This use of the term ‘bargaining chips’ was picked up and used widely by many other politicians and commentators. In fact, some think that Theresa May actually used it.  One of my colleagues at the University of Hertfordshire, philosophy professor Constantine Sandis, tweeted ‘Theresa May just called me a bargaining chip 😂 — Constantine Sandis (@csandis) July 4, 2016.  That’s the image we’re left with – but she didn’t call anyone a bargaining chip.  Andrea Leadsom said that he WASN’T a bargaining chip.  See how it works?

The jury is still out on whether Mrs Leadsom is a skilled user of language or a naïve beginner in the world of top-line politics.  The results of the Tory leadership contest are not due until 9th September – so we have a boggling two more months to find out.

Mark McKergow is an international speaker, coach, teacher and author, and is a visiting research fellow at the University of Hertfordshire.  Find out more about his work at and

Bizarre: Owen Paterson claims EU referendum is “the biggest majority in history”

owenpatersonOn BBC Radio 4’s Westminster Hour (Sunday 3 July 2016), Owen Paterson MP claimed that the EU referendum was “the biggest majority in history”, therefore “over-riding pretty much everything” in terms of parliamentary process.  You can hear him doing it by going to the link above, and listening at 34:05.

Even in an era of post-truth politics, this claim is embarrassingly easy to debunk.  The UK doesn’t have many referendums – three national votes so far.  (The Scottish independence referendum was not, of course, UK-wide.)  These were the original EEC referendum in 1975, the AV voting referendum of 2011 and the EU referendum of 2016.  And here are the results:

1975 EEC referendum

  • Yes: 17,378,581
  • No:  8,470,073
  • Majority: 8,908,508

2011 AV voting referendum

  • Yes: 6,152,607
  • No: 13,013,123
  • Majority: 6,860,516

2016 EU referendum

  • Remain: 16,141,241
  • Leave: 17,410,742
  • Majority: 1,269,501

Far from being the ‘biggest majority in history’, the recent EU referendum is definitely ‘the smallest majority in history’ (assuming that history is of UK referendums).  It’s a majority, no doubt about that.  We’ll come back to the fact that this smallest majority in history was built on deception and misinformation by a small group of press barons and careerist politicians another time.

I suppose that Paterson might be claiming that the Leave vote was the biggest vote in UK referendum history.
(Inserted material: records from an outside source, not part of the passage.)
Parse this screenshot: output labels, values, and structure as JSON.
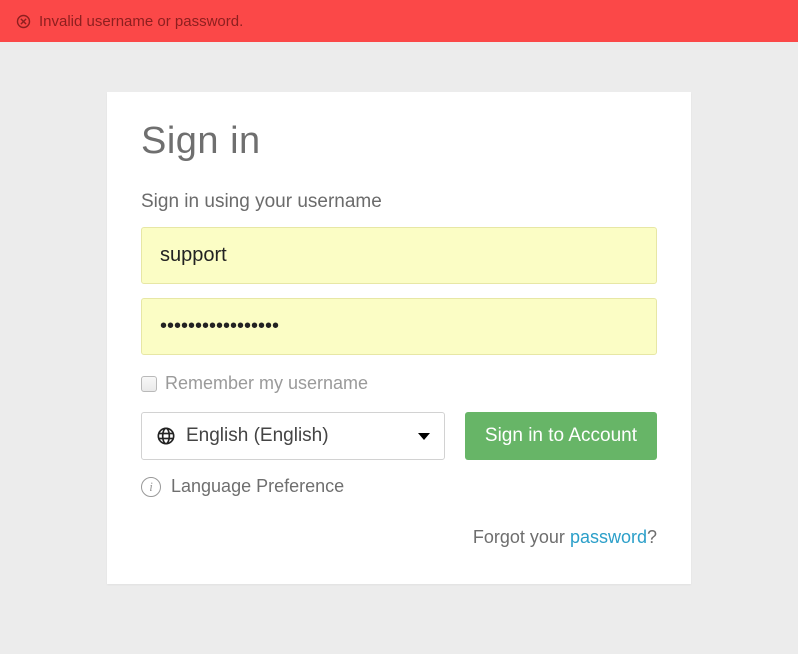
{
  "error": {
    "message": "Invalid username or password."
  },
  "card": {
    "title": "Sign in",
    "subtitle": "Sign in using your username",
    "username_value": "support",
    "password_value": "•••••••••••••••••",
    "remember_label": "Remember my username",
    "language": {
      "selected_label": "English (English)",
      "pref_label": "Language Preference"
    },
    "signin_button_label": "Sign in to Account",
    "forgot": {
      "prefix": "Forgot your ",
      "link": "password",
      "suffix": "?"
    }
  },
  "colors": {
    "error_bg": "#fb4848",
    "input_autofill": "#fbfdc5",
    "btn_primary": "#67b567",
    "link": "#2b9fc9"
  }
}
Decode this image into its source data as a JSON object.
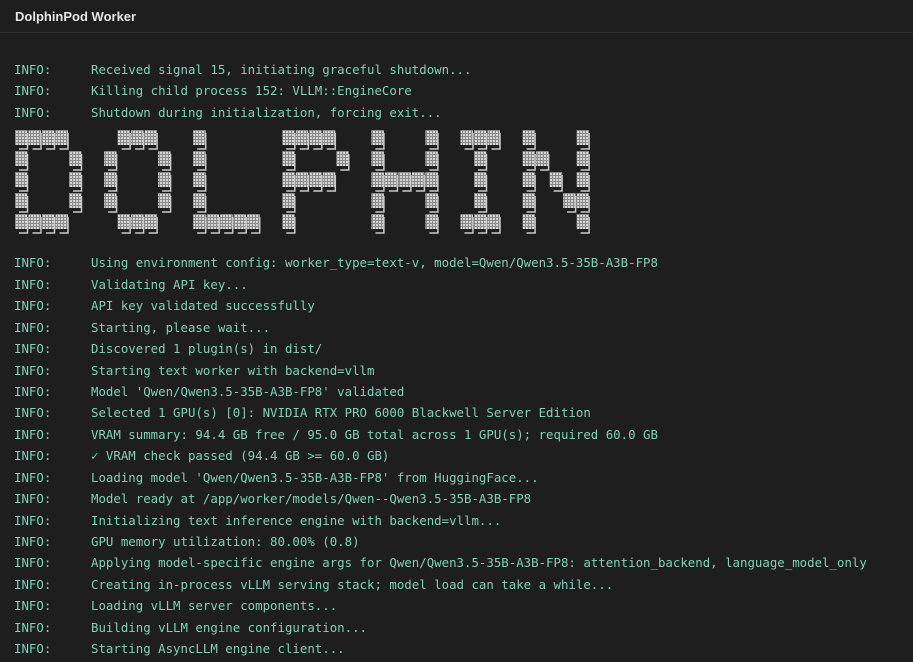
{
  "window": {
    "title": "DolphinPod Worker"
  },
  "colors": {
    "background": "#1e1e1e",
    "log_text": "#7fd1b9",
    "title_text": "#e6e6e6"
  },
  "banner": {
    "style": "block-letter ascii art logo",
    "text": "DOLPHIN"
  },
  "logs_before_banner": [
    {
      "level": "INFO:",
      "message": "Received signal 15, initiating graceful shutdown..."
    },
    {
      "level": "INFO:",
      "message": "Killing child process 152: VLLM::EngineCore"
    },
    {
      "level": "INFO:",
      "message": "Shutdown during initialization, forcing exit..."
    }
  ],
  "logs_after_banner": [
    {
      "level": "INFO:",
      "message": "Using environment config: worker_type=text-v, model=Qwen/Qwen3.5-35B-A3B-FP8"
    },
    {
      "level": "INFO:",
      "message": "Validating API key..."
    },
    {
      "level": "INFO:",
      "message": "API key validated successfully"
    },
    {
      "level": "INFO:",
      "message": "Starting, please wait..."
    },
    {
      "level": "INFO:",
      "message": "Discovered 1 plugin(s) in dist/"
    },
    {
      "level": "INFO:",
      "message": "Starting text worker with backend=vllm"
    },
    {
      "level": "INFO:",
      "message": "Model 'Qwen/Qwen3.5-35B-A3B-FP8' validated"
    },
    {
      "level": "INFO:",
      "message": "Selected 1 GPU(s) [0]: NVIDIA RTX PRO 6000 Blackwell Server Edition"
    },
    {
      "level": "INFO:",
      "message": "VRAM summary: 94.4 GB free / 95.0 GB total across 1 GPU(s); required 60.0 GB"
    },
    {
      "level": "INFO:",
      "message": "✓ VRAM check passed (94.4 GB >= 60.0 GB)"
    },
    {
      "level": "INFO:",
      "message": "Loading model 'Qwen/Qwen3.5-35B-A3B-FP8' from HuggingFace..."
    },
    {
      "level": "INFO:",
      "message": "Model ready at /app/worker/models/Qwen--Qwen3.5-35B-A3B-FP8"
    },
    {
      "level": "INFO:",
      "message": "Initializing text inference engine with backend=vllm..."
    },
    {
      "level": "INFO:",
      "message": "GPU memory utilization: 80.00% (0.8)"
    },
    {
      "level": "INFO:",
      "message": "Applying model-specific engine args for Qwen/Qwen3.5-35B-A3B-FP8: attention_backend, language_model_only"
    },
    {
      "level": "INFO:",
      "message": "Creating in-process vLLM serving stack; model load can take a while..."
    },
    {
      "level": "INFO:",
      "message": "Loading vLLM server components..."
    },
    {
      "level": "INFO:",
      "message": "Building vLLM engine configuration..."
    },
    {
      "level": "INFO:",
      "message": "Starting AsyncLLM engine client..."
    }
  ]
}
As you can see from the figures above, it’s true that the number of votes for Leave is the biggest in the table – some 17,410,000 compared to 1975’s Yes total of around 17,378,000.  However, the electorate is bigger now (around 46,500,000) than it was at the time of the 1975 EEC referendum (just over 40,000,000), so one could argue that the Leave campaign gained less support than the Yes campaign in 1975.

Leave, then negotiate. Stupid, yes – for a good reason

HomerSimpsonTory leadership candidate Dr Liam Fox described the process laid out in Article 50 as ‘stupid’.  Yes, he’s right – it’s a dreadful way to go about things.  The EU Trade Commissioner Cecilia Malmstrom described this sequence of events yesterday. Dr Fox further described this as ‘her position’, as if a bit of posturing and stamping of feet might change it.  Erm… It’s not ‘her position’, it’s the process as laid down in the famous Article 50 of the Lisbon treaty, which we’ve agreed to.

Dr Fox is right in one thing – this sequence of events is indeed stupid.  It’s clearly intended to be stupid.  So stupid that no country in their right mind would ever enter the process.  It places the Leaver at a huge disadvantage, having to make the fundamental choice of exit before anything is known about the actual terms.  It is aimed at ensuring that, while it’s possible to leave, the doorway leads to a dark and uncertain place.

Dr Fox seems to think that we can somehow change this.  He’s wrong.  Changing it would require a change to the Lisbon treaty itself, which then constitutionally requires referendums in many EU countries who may not be minded just at this moment to take up their valuable time for another power who has just kicked them in the teeth.